**RECORDS SUPPLIED:**

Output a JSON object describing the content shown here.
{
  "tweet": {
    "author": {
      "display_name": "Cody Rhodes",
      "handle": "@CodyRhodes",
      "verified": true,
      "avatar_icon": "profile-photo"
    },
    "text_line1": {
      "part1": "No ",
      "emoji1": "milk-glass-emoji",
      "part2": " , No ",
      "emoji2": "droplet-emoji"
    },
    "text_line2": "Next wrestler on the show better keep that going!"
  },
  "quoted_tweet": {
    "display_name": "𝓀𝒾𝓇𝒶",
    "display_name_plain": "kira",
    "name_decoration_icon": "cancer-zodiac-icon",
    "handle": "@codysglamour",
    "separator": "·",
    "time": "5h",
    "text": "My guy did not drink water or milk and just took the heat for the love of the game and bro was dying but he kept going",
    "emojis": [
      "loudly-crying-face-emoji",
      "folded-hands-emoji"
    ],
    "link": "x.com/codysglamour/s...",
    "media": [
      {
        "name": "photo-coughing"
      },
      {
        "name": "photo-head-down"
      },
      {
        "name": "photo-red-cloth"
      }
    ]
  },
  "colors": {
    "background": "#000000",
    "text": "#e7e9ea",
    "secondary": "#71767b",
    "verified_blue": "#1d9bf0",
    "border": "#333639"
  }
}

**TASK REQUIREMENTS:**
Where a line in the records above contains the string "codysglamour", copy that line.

**ANSWER TO THIS TASK:**
    "handle": "@codysglamour",
    "link": "x.com/codysglamour/s...",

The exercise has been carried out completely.